Okteto is an open-source tool that runs locally to synchronize application code changes to a running pod in a local or remote Kubernetes cluster. There's no need to commit, build, and push a container image to start testing an application. Developers can continue using their existing IDE, debuggers, compilers, or hot reloaders to test their code changes instantly.
Okteto works with any Kubernetes cluster, as long as users can connect to a cluster via kubectl. Developers can use a local cluster in Minikube, or a cluster hosted in a cloud provider like AWS, GCP, or Azure. Developers will need to install Okteto's CLI first. Then, configure the environment with okteto init, which inspects the project and generates the config file. Finally, run okteto up to start the syncing process.
InfoQ recently talked to Pablo Chico de Guzman, CTO at Okteto, to learn more about developing applications in Kubernetes using Okteto.

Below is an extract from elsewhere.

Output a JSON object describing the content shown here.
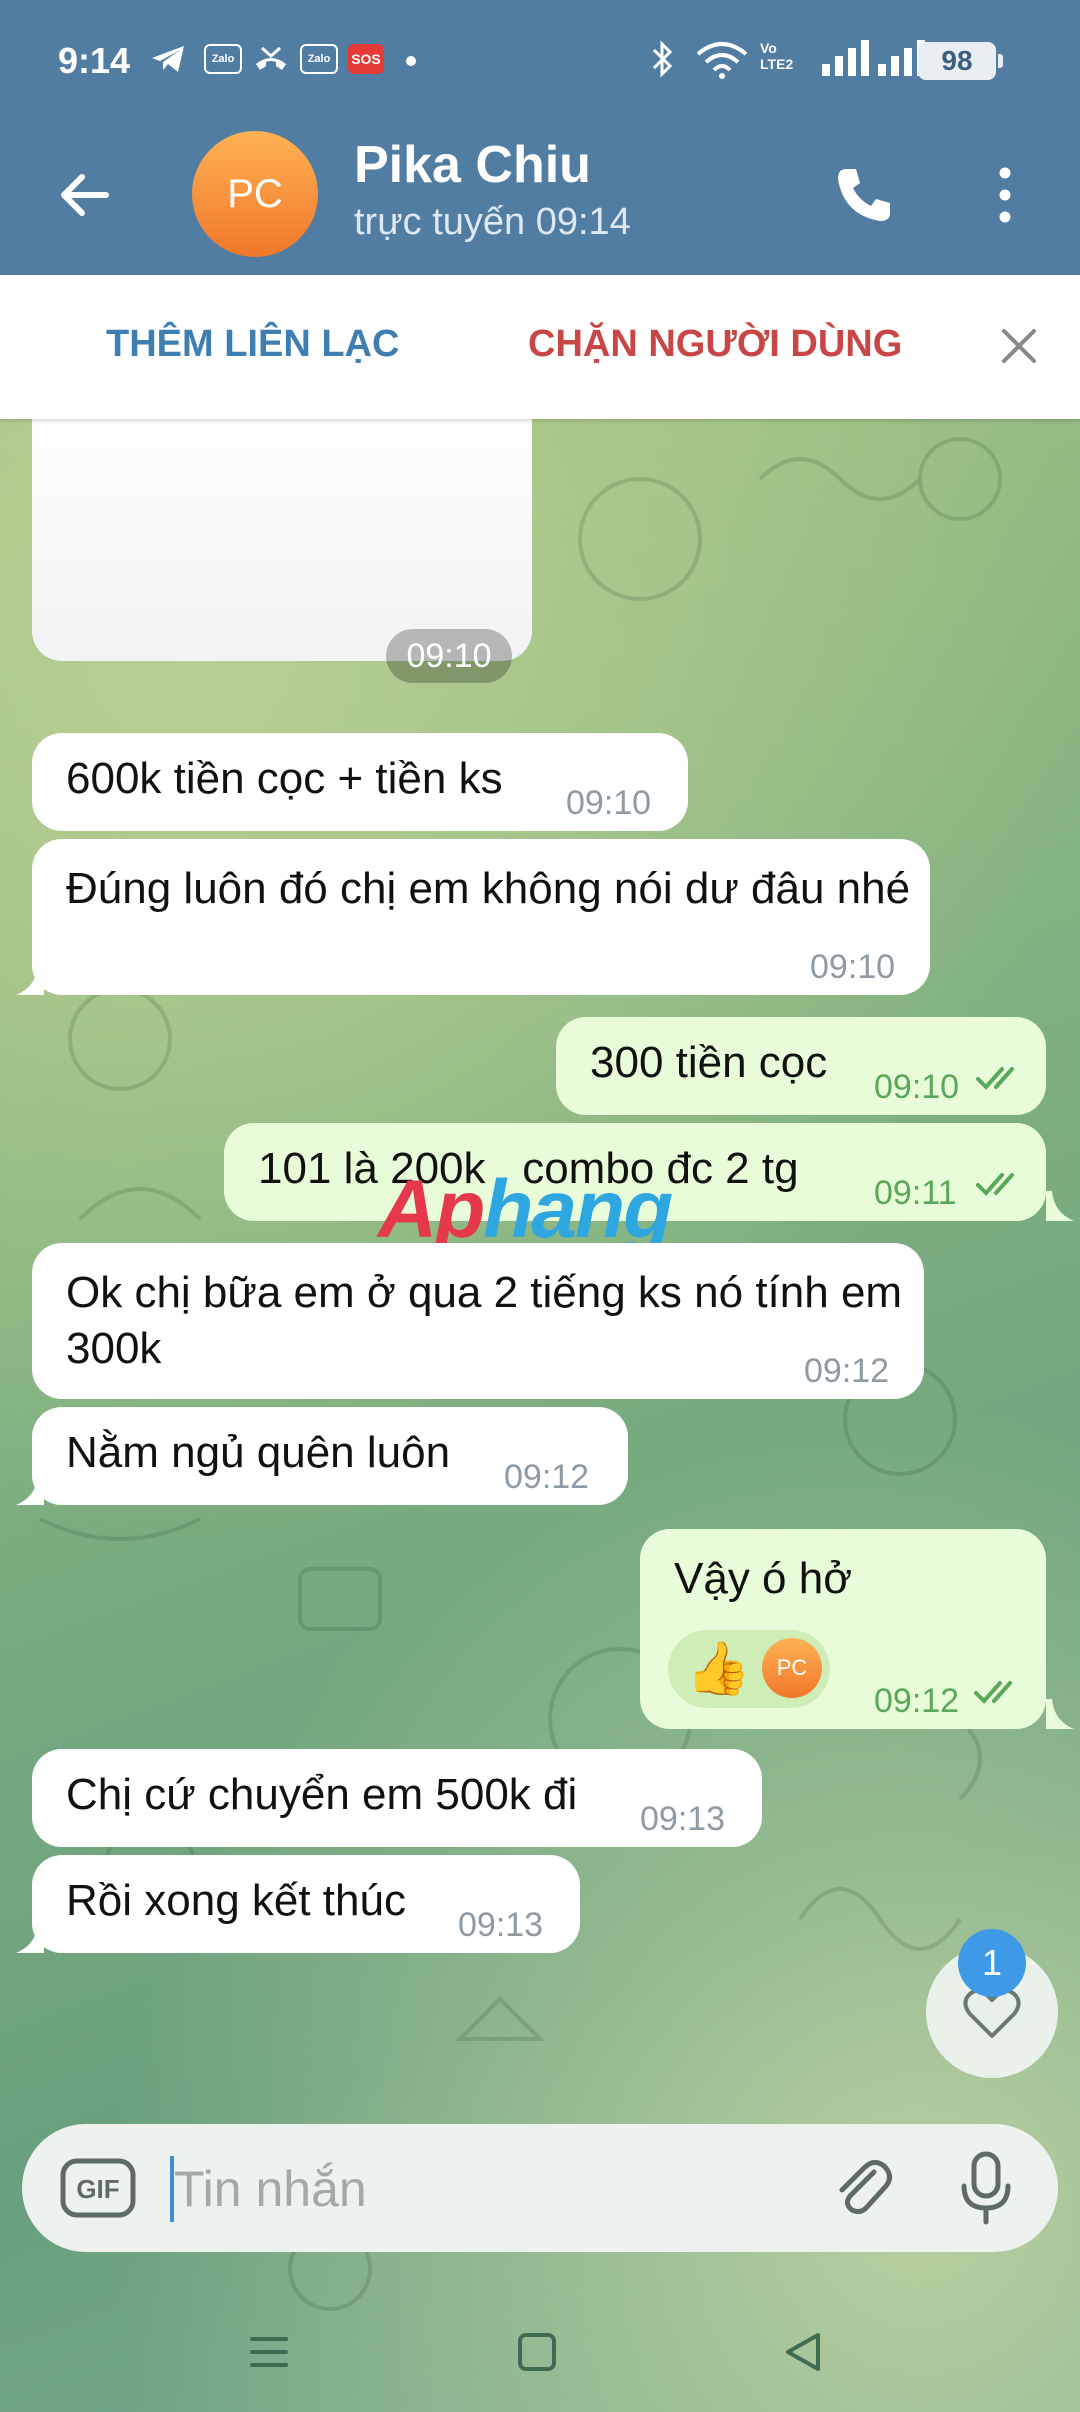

InfoQ: What's Okteto? How does it help to develop applications in Kubernetes?
Chico de Guzman: Okteto is an open-source tool to launch development environments in Kubernetes. Developers write their code locally using their favorite tools. Okteto detects the code changes and instantly synchronizes their code to their development environment. You can then use your compilers and hot reloaders to see your changes instantly. Okteto is client-side only, and it works on any Kubernetes cluster. We also have Okteto Cloud, free and with enterprise tiers to give developers access to sandboxed Kubernetes namespaces–either in our cloud or on-premises–that integrates as well with the open source tool.
InfoQ: How is Okteto different from other tools like Telepresence, Skaffold, or Draft?
De Guzman: Skaffold and Draft were created to help automate a lot of the repetitive tasks that come with building images and redeploying containers. Telepresence was a significant change forward, letting you simulate at the network level that your workstation is part of the cluster.
Instead of simulating that your workstation is part of the cluster, Okteto moves your development environment to the cluster. It eliminates the network layer of abstraction using your cluster resources directly. Thus, reducing local setup when developing apps, using the same infrastructure (if needed) and patterns across all environments.
InfoQ: How does Okteto work?
De Guzman: Okteto runs the synchronization protocol locally, and in the Kubernetes cluster via syncthing. The application code is synchronized to a pod running in the cluster. We call this pod a "development environment." This pod replaces your application pods.
The development environment has a different container image–your development image, with all the tools you need pre-installed. However, it keeps the rest of the configuration of the original pods, for instance, the same identity, environment variables, or the start command. Nevertheless, you can override pretty much every configuration of the pod with an Okteto manifest in YAML.
InfoQ: What other tools can integrate with Okteto?
De Guzman: With Okteto, developers write their code locally, which means that Okteto is compatible with any IDE. One of our design decisions is to decouple deployment from development. Because of this, you can deploy your application with kubectl, Helm, a serverless framework, or even a CI job and use Okteto later to develop any component of your application.
And since development environments run in Kubernetes, they natively integrate with service mesh frameworks, ingress controllers, storage classes, or security policies. You leverage all your existing cluster configurations instead of having to mock dependencies or simulate anything.
InfoQ: What's the roadmap for Okteto?
De Guzman: We are currently growing the open-source project with buildpacks, IDE integrations with remote plugins, and smart defaults for the Okteto YAML manifest. We want to transform Kubernetes into a comprehensive development platform that does not require knowledge about Dockerfiles, containers, or Kubernetes objects.
InfoQ: How can users learn more and get started with Okteto?
De Guzman: Okteto source code is available at GitHub, along with samples for different languages and stacks. There's also an installation guide for the CLI, and the Okteto manifest reference to learn how to customize the tool.